The legitimate interest of the respondent justified by the use of his trademark in connection with the services for which it is registered.
A respondent’s legitimate interest in UDRP proceedings is likely to be acknowledged when its registered domain names reproduce its trademark and said trademark is used for the services it covers, even though the trademark was registered subsequently to the domain name registrations. It is therefore essential for the complainant to prove in great detail that the defendant has sought to infringe its IP rights.

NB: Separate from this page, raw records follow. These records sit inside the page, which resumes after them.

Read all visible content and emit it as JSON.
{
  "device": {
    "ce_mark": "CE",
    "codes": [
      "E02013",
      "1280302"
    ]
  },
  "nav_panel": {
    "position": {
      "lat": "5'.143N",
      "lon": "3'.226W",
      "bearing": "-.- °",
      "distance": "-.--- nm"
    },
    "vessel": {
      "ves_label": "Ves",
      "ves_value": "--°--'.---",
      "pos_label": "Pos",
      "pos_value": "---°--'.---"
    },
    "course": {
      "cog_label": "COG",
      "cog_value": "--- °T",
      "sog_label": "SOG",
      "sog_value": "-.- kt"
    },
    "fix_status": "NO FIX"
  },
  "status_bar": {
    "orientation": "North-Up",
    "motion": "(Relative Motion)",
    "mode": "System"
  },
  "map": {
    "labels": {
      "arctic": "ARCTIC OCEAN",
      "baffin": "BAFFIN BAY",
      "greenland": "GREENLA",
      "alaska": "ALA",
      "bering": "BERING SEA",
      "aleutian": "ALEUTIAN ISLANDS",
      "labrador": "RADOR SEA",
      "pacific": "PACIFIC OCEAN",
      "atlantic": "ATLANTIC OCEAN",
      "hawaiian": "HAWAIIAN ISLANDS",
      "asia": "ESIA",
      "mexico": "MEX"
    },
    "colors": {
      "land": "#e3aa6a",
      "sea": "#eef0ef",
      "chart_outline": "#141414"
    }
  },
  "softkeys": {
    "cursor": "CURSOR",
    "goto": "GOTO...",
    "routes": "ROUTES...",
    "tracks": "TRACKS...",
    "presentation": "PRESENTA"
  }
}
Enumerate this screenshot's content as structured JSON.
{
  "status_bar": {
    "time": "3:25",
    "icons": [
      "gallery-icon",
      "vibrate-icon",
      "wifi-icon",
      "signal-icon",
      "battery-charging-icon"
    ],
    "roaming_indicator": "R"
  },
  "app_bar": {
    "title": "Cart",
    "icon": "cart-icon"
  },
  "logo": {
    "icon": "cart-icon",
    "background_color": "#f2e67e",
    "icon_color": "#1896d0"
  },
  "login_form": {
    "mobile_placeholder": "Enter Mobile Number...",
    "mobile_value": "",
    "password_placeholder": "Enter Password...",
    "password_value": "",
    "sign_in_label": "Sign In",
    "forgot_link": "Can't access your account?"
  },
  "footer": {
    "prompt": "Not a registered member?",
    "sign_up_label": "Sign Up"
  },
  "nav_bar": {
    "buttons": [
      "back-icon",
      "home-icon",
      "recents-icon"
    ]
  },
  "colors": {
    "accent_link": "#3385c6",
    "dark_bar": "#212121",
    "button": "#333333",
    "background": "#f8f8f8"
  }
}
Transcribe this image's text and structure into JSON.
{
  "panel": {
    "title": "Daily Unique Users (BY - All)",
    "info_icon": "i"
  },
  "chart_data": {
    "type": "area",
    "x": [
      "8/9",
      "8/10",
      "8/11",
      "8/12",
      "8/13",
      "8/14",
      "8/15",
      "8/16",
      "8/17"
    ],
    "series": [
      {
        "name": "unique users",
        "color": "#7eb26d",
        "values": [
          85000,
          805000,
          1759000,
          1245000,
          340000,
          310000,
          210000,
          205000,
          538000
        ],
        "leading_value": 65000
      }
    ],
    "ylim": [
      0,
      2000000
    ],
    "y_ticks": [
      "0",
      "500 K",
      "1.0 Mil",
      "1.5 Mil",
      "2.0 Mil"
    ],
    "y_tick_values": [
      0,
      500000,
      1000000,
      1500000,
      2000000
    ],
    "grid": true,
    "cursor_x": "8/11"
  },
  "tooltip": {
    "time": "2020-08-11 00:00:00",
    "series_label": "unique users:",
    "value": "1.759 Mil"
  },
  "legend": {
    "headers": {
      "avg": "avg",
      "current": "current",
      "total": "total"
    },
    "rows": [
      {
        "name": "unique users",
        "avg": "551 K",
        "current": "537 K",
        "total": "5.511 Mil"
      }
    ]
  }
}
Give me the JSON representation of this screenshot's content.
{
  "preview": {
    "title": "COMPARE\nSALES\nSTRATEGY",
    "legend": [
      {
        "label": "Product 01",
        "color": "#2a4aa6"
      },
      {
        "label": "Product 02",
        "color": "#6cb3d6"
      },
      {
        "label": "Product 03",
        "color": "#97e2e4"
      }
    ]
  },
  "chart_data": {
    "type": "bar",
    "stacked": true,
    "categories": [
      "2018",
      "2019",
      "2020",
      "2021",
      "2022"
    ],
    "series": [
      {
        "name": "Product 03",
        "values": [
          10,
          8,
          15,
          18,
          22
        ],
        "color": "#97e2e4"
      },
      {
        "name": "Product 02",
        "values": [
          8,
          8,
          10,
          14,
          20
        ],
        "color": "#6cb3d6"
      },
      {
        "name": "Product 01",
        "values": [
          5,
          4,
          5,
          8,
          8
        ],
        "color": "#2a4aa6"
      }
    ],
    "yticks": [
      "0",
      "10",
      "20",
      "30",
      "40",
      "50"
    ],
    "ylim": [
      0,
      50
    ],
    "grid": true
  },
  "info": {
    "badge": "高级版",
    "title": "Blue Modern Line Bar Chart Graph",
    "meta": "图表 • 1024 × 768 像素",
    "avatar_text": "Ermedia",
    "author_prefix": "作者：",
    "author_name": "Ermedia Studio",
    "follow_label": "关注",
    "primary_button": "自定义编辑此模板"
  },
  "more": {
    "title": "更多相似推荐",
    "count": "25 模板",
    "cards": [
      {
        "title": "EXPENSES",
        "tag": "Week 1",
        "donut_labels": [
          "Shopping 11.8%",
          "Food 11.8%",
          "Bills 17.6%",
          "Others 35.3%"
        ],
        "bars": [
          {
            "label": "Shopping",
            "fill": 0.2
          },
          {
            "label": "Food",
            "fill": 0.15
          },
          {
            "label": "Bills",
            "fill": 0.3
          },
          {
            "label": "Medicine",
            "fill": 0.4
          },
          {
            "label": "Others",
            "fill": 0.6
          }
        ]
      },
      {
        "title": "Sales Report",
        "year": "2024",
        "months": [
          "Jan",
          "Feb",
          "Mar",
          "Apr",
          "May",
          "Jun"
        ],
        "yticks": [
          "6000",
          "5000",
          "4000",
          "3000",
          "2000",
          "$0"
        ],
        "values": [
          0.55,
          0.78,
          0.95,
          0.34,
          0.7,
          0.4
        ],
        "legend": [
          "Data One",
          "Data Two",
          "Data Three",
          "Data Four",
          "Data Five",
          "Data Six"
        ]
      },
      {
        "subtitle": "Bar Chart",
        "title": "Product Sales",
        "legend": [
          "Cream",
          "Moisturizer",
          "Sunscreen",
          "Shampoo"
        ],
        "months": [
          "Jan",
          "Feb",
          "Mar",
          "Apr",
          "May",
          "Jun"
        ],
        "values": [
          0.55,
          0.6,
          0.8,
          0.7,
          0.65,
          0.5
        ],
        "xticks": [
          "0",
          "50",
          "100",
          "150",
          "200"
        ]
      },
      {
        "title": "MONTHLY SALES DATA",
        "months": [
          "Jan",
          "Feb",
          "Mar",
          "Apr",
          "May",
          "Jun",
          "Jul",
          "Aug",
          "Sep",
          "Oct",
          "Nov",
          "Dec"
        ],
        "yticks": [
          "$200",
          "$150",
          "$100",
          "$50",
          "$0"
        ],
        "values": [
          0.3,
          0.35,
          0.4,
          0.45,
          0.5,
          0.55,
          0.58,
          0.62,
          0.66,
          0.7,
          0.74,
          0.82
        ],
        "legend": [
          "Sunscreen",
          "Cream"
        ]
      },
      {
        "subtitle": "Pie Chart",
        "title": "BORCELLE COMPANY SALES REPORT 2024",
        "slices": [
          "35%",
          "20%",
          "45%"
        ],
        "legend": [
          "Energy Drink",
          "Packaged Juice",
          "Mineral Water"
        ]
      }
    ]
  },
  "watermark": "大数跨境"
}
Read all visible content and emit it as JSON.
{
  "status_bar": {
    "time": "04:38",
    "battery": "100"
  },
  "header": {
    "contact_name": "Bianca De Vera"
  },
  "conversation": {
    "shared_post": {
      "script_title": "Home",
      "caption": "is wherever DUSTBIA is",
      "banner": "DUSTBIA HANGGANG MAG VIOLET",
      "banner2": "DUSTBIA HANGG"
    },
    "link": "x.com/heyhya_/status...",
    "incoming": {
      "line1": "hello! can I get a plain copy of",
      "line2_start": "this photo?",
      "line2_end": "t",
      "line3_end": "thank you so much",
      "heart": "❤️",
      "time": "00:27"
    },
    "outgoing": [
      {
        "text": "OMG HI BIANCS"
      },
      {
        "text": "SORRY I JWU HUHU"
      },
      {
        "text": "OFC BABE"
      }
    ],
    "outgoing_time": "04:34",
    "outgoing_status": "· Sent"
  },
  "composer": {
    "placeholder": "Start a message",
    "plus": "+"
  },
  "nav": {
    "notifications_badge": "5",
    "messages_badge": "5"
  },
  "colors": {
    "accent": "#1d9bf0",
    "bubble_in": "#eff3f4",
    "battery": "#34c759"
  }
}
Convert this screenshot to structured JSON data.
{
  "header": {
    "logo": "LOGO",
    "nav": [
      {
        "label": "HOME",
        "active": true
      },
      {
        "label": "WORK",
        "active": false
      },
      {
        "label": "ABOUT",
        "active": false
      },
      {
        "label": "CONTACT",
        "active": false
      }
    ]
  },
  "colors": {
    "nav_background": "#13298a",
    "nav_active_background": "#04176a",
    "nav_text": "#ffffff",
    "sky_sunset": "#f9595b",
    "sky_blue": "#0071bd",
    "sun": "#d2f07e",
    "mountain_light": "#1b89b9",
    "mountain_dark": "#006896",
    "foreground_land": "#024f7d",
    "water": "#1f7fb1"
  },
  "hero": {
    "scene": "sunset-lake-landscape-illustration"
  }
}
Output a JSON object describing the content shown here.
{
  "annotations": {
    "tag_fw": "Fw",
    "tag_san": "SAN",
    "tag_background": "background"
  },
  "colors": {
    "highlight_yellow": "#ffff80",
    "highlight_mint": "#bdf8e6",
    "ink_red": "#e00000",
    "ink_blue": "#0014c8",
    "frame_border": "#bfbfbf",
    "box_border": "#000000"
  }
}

On 27 September 2021, Easy Online Solutions filed a UDRP complaint seeking the transfer of the domain names <cloud-mojo.com>, <cloudmojo.tech>, <cloudmojotech.com> and <cloudmojotech.website>, which were registered on varying dates between 8 May 2020 and 12 February 2021 by Cloudmojo Tech LLP.
The applicant is a US-based company specializing in the provision of web hosting, content distribution and other “software as a service (SaaS)” services. It owns four word trademarks registered in the United States between the years of 2012 and 2019 for services in class 42 relating to the signs ‘MOJOHOST’, ‘THAT’S GOOD MOJO’, ‘MOJOCDN’ and ‘MOJOCLOUD’. In addition, it has been using the domain name <mojohost.com> since 2002, and has also reserved the domain name <mojocloud.com> which redirects to the website www.mojohost.com.
Cloudmojo Tech LLP, established in June 2020 in Mumbai, India, specializes in the resale and distribution of Microsoft products and has reserved the disputed domain names in the course of its business. Furthermore, prior to the start of the proceedings in June 2022, the defendant filed the word trademark “CLOUDMOJO TECH” in India for services in Class 42, and notably for “computer programming”, “technology consulting” and “SaaS services”. Said trademark was registered on 9 December 2021.
The Panel acknowledges that there is a likelihood of confusion between the disputed domain names and the trademark “MOJOCLOUD” insofar as they consist of the same verbal elements, “MOJO” and “CLOUD”, although the terms are reversed.
In terms of the respondent’s rights or his legitimate interest, the Panel raised several points.
Firstly, the respondent is active in the IT industry, although on a relatively average scale.
Secondly, the domain names are very similar to the respondent’s corporate name. However, the respondent assumed the name only after the first three domain name registrations, i.e. a few weeks later.
The respondent argues that he was not aware of the complainant’s company, nor of its trademarks, at the time of the reservation of the disputed domain names (or at least of the first three domain names).
In fact, it must be noted that the term “cloud” is rather descriptive of the services concerned. In addition, although the term “mojo” is not descriptive of the services concerned, it is still a generic term. Thus, it is plausible that the respondent chose the term “mojo” without having been aware of the complainant’s trademarks.
This hypothesis is supported by the fact that the applicant’s marks do not seem to be known throughout the world. The Panel notes that the applicant has servers in the USA and the Netherlands. He has also been using the trademark “MOJOHOST” in the United States for numerous years. “MojoCloud” is the name used for a service offered on its website www.mojohost.com. Therefore, the claim that its trademarks have a substantial international reputation is not proven. The claimant provides no evidence of sales revenue, advertising expenditure, or of the volume of traffic generated by the www.mojohost.com website and by the redirection of www.mojocloud.com to www.mojohost.com.
In addition, the respondent has registered the trademark ‘CLOUDMOJO TECH’ in India, which is used for the relevant services. The applicant was aware of this registration application . However, no action was taken to oppose it. From this inaction it can be inferred that the applicant has no business in India. The Panel notes that although the applicant’s website is accessible from India, it has not demonstrated any activity in that territory.
In view of these elements, the complaint is rejected.
The decision is not surprising in that it is customary for a company to reflect its corporate name in a domain name, especially since the use of the respondent’s trademark is correlated with the services for which it is registered.
As such, it was essential for the complainant to prove the use of its marks in India but also to provide further evidence of its alleged international reputation. In view of the defendant’s corporate name, which was only revealed after the complaint was filed, a strong India-centered case was essential to have a chance of obtaining the transfer of the names.
(WIPO, Arbitration and Mediation Center, Case No. D2021-3197, 3 January 2022, Easy Online Solutions, Ltd. d/b/a MojoHost v. Ahmed Parvez Banatwala, Cloudmojo Tech LLP, and Ahmed Parvez Banatwala, Construma Consultancy Pvt. Ltd)